The Faroe Islands and Greenland, which are both self-governing territories within the Kingdom of Denmark, are not part of the EU or the EEA.
Are you thinking about exporting to the Nordics?
Exporting to the Nordic countries can be a good opportunity for businesses looking to expand into new markets.
However, there are several factors that you should consider when thinking about exporting to the Nordics:
- Cultural differences: The Nordic countries have their own unique cultures and business practices that may differ from those in your home country. It is important to research and understand these differences to avoid any misunderstandings or cultural faux pas.
- Market size: While the Nordic countries have relatively small populations, they are wealthy and have high purchasing power. However, this also means that competition can be intense in some sectors, so it is important to carefully assess the market potential for your product or service.
- Regulatory environment: Each Nordic country has its own regulatory framework that businesses must comply with. This can include product safety standards, labeling requirements, and import/export regulations.
- Language: Although many people in the Nordic countries speak English, it is still important to have some knowledge of the local language to communicate effectively with customers and suppliers. Also, every Nordic country has its own language.
- Logistics: The Nordic countries are geographically spread out, which can make logistics and distribution a challenge. It is important to carefully plan your logistics strategy to ensure timely delivery of goods and minimize costs.
- Partnership opportunities: It may be beneficial to look for local partners or distributors to help navigate the local market and establish connections with potential customers.
- Sustainability: The Nordic countries are known for their strong commitment to environmental sustainability. Businesses that can demonstrate a commitment to sustainability and corporate social responsibility may be more successful in this market.

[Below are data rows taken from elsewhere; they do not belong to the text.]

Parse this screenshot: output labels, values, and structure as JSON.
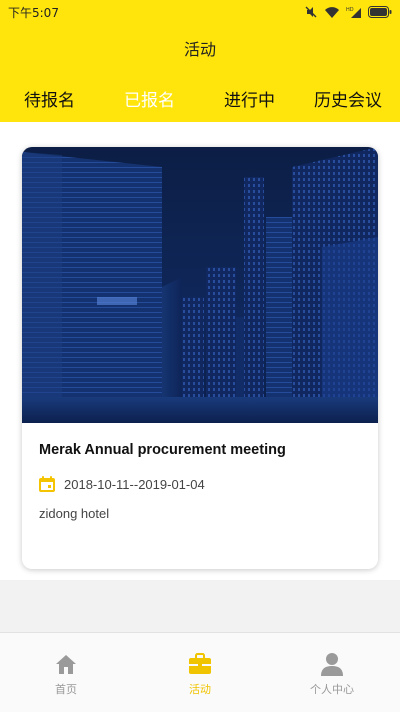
{
  "status_bar": {
    "time": "下午5:07"
  },
  "header": {
    "title": "活动",
    "background_color": "#ffe50c"
  },
  "tabs": [
    {
      "label": "待报名",
      "active": false
    },
    {
      "label": "已报名",
      "active": true
    },
    {
      "label": "进行中",
      "active": false
    },
    {
      "label": "历史会议",
      "active": false
    }
  ],
  "event_card": {
    "title": "Merak Annual procurement meeting",
    "date_range": "2018-10-11--2019-01-04",
    "location": "zidong hotel",
    "image_icon": "city-night-image",
    "date_icon": "calendar-icon"
  },
  "bottom_nav": {
    "items": [
      {
        "label": "首页",
        "icon": "home-icon",
        "active": false
      },
      {
        "label": "活动",
        "icon": "briefcase-icon",
        "active": true
      },
      {
        "label": "个人中心",
        "icon": "person-icon",
        "active": false
      }
    ],
    "active_color": "#f0c400",
    "inactive_color": "#999999"
  }
}
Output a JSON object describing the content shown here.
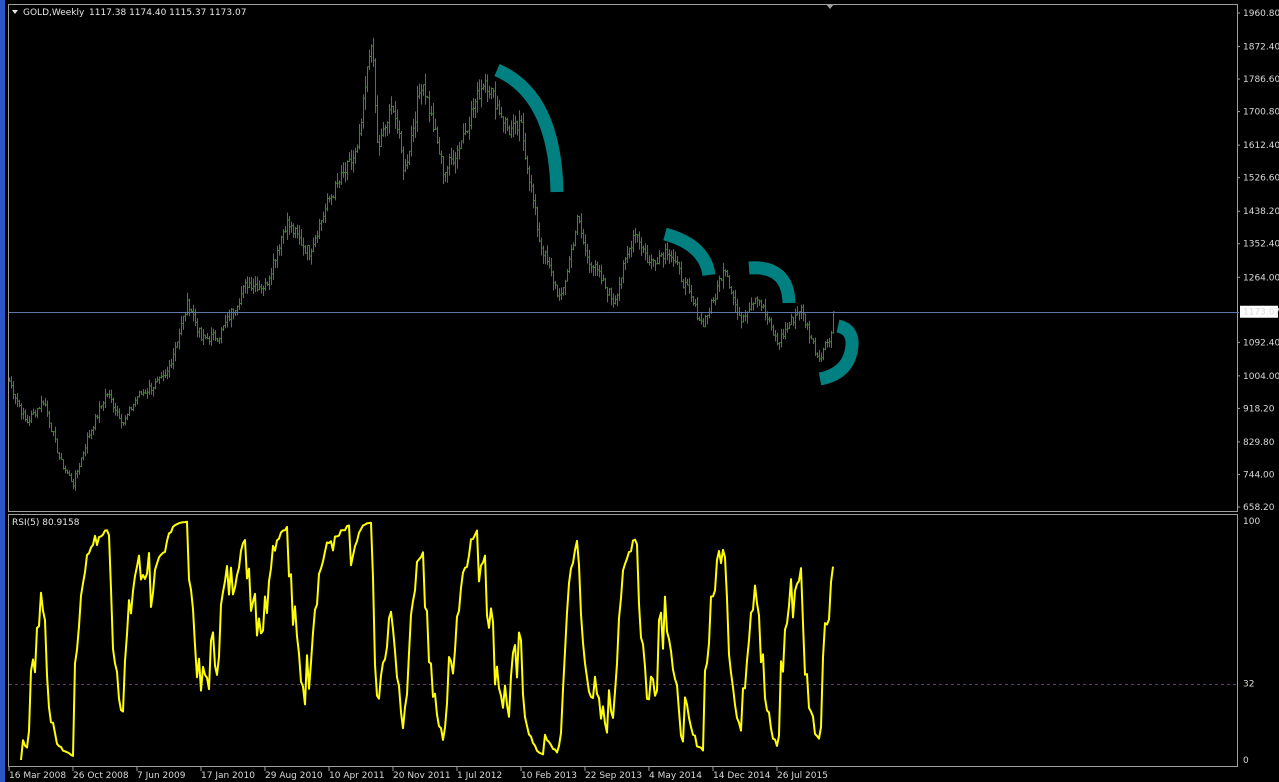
{
  "header": {
    "symbol": "GOLD,Weekly",
    "ohlc": "1117.38 1174.40 1115.37 1173.07"
  },
  "indicator": {
    "label": "RSI(5) 80.9158"
  },
  "colors": {
    "background": "#000000",
    "price_bars": "#3a8a20",
    "rsi_line": "#ffff00",
    "annotation": "#008080",
    "grid_frame": "#a0a0a0",
    "current_price_line": "#5a78a8",
    "rsi_level_line": "#5a3a78"
  },
  "current_price_label": "1173.07",
  "chart_data": [
    {
      "type": "bar",
      "symbol": "GOLD",
      "timeframe": "Weekly",
      "ylim": [
        658.2,
        1960.8
      ],
      "y_ticks": [
        "1960.80",
        "1872.40",
        "1786.60",
        "1700.80",
        "1612.40",
        "1526.60",
        "1438.20",
        "1352.40",
        "1264.00",
        "1173.07",
        "1092.40",
        "1004.00",
        "918.20",
        "829.80",
        "744.00",
        "658.20"
      ],
      "x_ticks": [
        "16 Mar 2008",
        "26 Oct 2008",
        "7 Jun 2009",
        "17 Jan 2010",
        "29 Aug 2010",
        "10 Apr 2011",
        "20 Nov 2011",
        "1 Jul 2012",
        "10 Feb 2013",
        "22 Sep 2013",
        "4 May 2014",
        "14 Dec 2014",
        "26 Jul 2015"
      ],
      "anchors": [
        [
          "2008-03-16",
          990
        ],
        [
          "2008-05-15",
          880
        ],
        [
          "2008-07-15",
          940
        ],
        [
          "2008-09-10",
          780
        ],
        [
          "2008-10-26",
          720
        ],
        [
          "2008-12-15",
          840
        ],
        [
          "2009-02-20",
          960
        ],
        [
          "2009-04-20",
          880
        ],
        [
          "2009-06-07",
          950
        ],
        [
          "2009-09-15",
          1000
        ],
        [
          "2009-12-03",
          1200
        ],
        [
          "2010-01-17",
          1100
        ],
        [
          "2010-03-20",
          1110
        ],
        [
          "2010-06-28",
          1250
        ],
        [
          "2010-08-29",
          1240
        ],
        [
          "2010-11-10",
          1410
        ],
        [
          "2011-01-28",
          1330
        ],
        [
          "2011-04-10",
          1470
        ],
        [
          "2011-07-20",
          1600
        ],
        [
          "2011-09-05",
          1900
        ],
        [
          "2011-09-26",
          1600
        ],
        [
          "2011-11-20",
          1720
        ],
        [
          "2011-12-29",
          1540
        ],
        [
          "2012-02-29",
          1790
        ],
        [
          "2012-05-15",
          1540
        ],
        [
          "2012-07-01",
          1600
        ],
        [
          "2012-10-05",
          1790
        ],
        [
          "2012-12-28",
          1650
        ],
        [
          "2013-02-10",
          1660
        ],
        [
          "2013-04-15",
          1360
        ],
        [
          "2013-06-28",
          1200
        ],
        [
          "2013-08-27",
          1420
        ],
        [
          "2013-09-22",
          1330
        ],
        [
          "2013-12-31",
          1200
        ],
        [
          "2014-03-15",
          1390
        ],
        [
          "2014-05-04",
          1300
        ],
        [
          "2014-07-10",
          1340
        ],
        [
          "2014-11-05",
          1140
        ],
        [
          "2014-12-14",
          1200
        ],
        [
          "2015-01-22",
          1300
        ],
        [
          "2015-03-15",
          1150
        ],
        [
          "2015-05-15",
          1220
        ],
        [
          "2015-07-26",
          1090
        ],
        [
          "2015-10-14",
          1185
        ],
        [
          "2015-12-17",
          1050
        ],
        [
          "2016-01-31",
          1117.38
        ],
        [
          "2016-02-07",
          1173.07
        ]
      ],
      "last_bar": {
        "open": 1117.38,
        "high": 1174.4,
        "low": 1115.37,
        "close": 1173.07
      }
    },
    {
      "type": "line",
      "indicator": "RSI(5)",
      "ylim": [
        0,
        100
      ],
      "y_ticks": [
        "100",
        "32",
        "0"
      ],
      "level": 32,
      "last_value": 80.9158,
      "x_ticks": [
        "16 Mar 2008",
        "26 Oct 2008",
        "7 Jun 2009",
        "17 Jan 2010",
        "29 Aug 2010",
        "10 Apr 2011",
        "20 Nov 2011",
        "1 Jul 2012",
        "10 Feb 2013",
        "22 Sep 2013",
        "4 May 2014",
        "14 Dec 2014",
        "26 Jul 2015"
      ]
    }
  ]
}
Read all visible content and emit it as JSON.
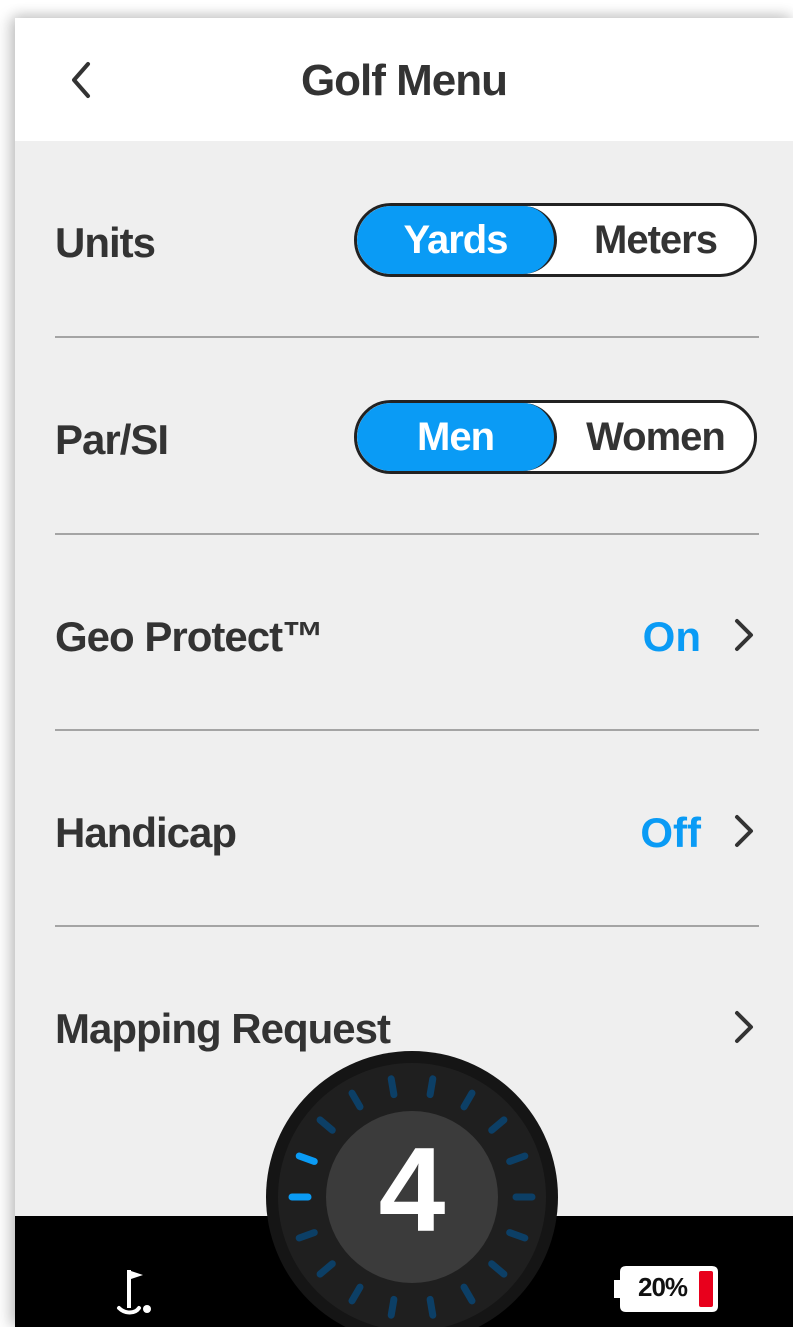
{
  "header": {
    "title": "Golf Menu",
    "back_icon": "chevron-left-icon"
  },
  "settings": {
    "units": {
      "label": "Units",
      "options": [
        "Yards",
        "Meters"
      ],
      "selected": "Yards"
    },
    "par_si": {
      "label": "Par/SI",
      "options": [
        "Men",
        "Women"
      ],
      "selected": "Men"
    },
    "geo_protect": {
      "label": "Geo Protect™",
      "value": "On"
    },
    "handicap": {
      "label": "Handicap",
      "value": "Off"
    },
    "mapping_request": {
      "label": "Mapping Request"
    }
  },
  "bottom_bar": {
    "hole_number": "4",
    "battery_text": "20%",
    "battery_level": 0.2,
    "flag_icon": "golf-flag-icon",
    "battery_icon": "battery-icon"
  },
  "colors": {
    "accent": "#0a9bf5",
    "text": "#333333",
    "background": "#efefef",
    "bar": "#000000",
    "battery_low": "#e8001c"
  }
}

Study each of your target countries closely and separately, noting the pros and cons until you find the best fit for your brand and products.
How should you localize your products for the Nordic markets?